_THE INPUT_:
····················

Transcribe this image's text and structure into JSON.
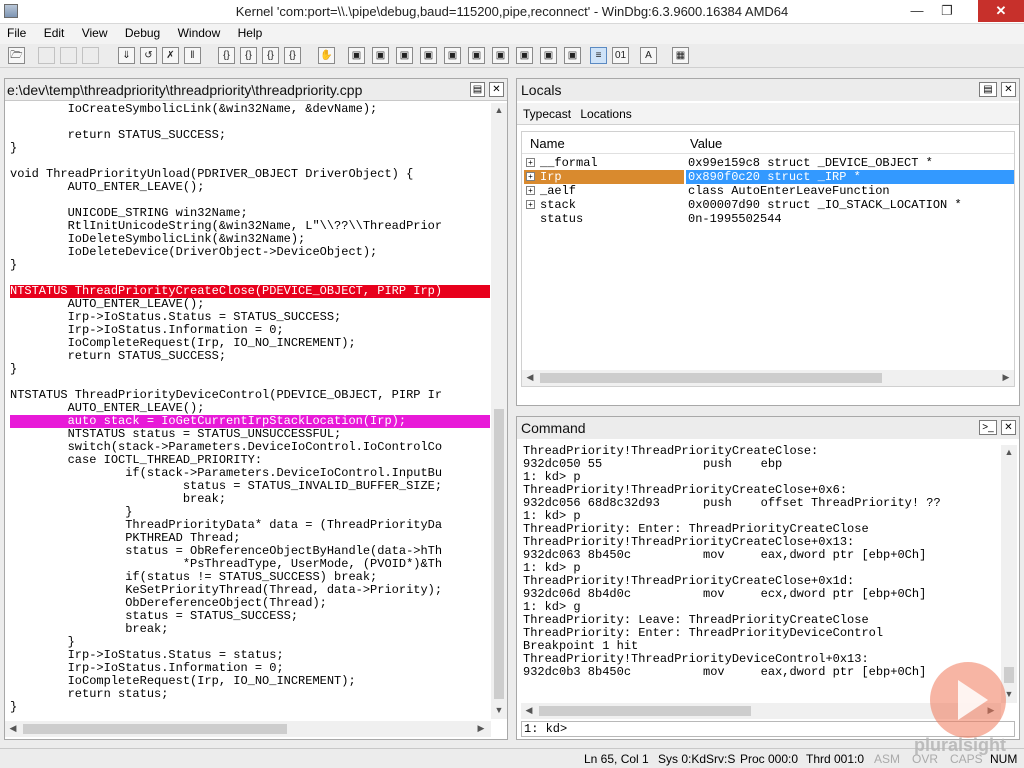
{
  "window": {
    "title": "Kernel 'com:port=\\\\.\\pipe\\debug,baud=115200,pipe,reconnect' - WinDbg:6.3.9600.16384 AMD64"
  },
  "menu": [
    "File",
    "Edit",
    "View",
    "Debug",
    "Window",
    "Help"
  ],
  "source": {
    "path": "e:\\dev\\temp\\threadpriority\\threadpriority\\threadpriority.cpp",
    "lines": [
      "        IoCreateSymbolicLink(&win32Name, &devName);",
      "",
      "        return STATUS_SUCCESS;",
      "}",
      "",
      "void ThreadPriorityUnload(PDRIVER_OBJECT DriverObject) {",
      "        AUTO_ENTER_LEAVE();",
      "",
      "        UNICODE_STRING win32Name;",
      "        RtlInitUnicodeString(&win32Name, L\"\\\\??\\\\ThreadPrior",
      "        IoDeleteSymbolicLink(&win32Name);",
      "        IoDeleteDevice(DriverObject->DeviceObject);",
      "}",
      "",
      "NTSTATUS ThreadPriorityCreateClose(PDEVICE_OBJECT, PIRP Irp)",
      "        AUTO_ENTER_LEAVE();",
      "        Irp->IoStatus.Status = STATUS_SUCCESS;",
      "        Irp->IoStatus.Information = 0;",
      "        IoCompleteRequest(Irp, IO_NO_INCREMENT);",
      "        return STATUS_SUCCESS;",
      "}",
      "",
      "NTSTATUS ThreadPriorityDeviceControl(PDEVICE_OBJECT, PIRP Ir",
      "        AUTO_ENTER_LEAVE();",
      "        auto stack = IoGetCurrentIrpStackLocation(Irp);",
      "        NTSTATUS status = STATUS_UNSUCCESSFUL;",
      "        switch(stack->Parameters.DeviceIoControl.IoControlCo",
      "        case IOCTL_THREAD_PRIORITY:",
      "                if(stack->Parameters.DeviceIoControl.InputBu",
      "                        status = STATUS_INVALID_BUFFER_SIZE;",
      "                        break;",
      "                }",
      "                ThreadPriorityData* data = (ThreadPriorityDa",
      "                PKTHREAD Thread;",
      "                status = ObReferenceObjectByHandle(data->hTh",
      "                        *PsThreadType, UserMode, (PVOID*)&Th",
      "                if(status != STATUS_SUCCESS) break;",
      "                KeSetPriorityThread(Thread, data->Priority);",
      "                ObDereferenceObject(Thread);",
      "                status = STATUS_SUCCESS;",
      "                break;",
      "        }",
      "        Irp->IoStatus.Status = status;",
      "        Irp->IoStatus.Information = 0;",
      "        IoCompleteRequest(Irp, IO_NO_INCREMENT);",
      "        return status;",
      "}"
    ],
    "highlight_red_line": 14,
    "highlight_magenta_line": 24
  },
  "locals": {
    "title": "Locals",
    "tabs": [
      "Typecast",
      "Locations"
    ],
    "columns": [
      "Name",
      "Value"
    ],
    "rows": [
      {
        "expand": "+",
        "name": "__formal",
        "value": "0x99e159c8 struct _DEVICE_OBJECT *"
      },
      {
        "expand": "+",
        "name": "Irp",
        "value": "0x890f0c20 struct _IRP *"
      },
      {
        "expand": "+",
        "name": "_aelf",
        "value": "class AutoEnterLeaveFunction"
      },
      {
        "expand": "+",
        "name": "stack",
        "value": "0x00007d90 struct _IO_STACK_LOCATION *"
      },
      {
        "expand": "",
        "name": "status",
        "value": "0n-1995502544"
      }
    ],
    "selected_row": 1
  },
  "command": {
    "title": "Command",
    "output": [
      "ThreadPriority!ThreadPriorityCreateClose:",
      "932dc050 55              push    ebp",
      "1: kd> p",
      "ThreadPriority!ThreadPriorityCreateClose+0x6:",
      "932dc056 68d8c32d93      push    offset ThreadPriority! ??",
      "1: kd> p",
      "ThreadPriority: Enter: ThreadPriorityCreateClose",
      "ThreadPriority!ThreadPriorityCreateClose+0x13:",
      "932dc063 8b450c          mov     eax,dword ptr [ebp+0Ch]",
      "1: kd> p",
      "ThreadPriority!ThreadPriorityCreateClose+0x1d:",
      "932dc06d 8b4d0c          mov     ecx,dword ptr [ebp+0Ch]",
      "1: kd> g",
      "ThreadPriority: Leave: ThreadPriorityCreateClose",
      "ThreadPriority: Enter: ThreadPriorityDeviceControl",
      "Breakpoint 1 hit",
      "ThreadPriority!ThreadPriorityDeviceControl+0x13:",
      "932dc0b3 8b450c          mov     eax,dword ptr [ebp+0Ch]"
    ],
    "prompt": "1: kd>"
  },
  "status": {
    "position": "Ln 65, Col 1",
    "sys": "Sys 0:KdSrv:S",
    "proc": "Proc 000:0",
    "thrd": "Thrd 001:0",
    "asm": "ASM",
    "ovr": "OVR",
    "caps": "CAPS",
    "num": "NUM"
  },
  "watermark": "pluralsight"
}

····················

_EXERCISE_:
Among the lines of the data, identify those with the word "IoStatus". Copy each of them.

_TASK RESPONSE_:
      "        Irp->IoStatus.Status = STATUS_SUCCESS;",
      "        Irp->IoStatus.Information = 0;",
      "        Irp->IoStatus.Status = status;",
      "        Irp->IoStatus.Information = 0;",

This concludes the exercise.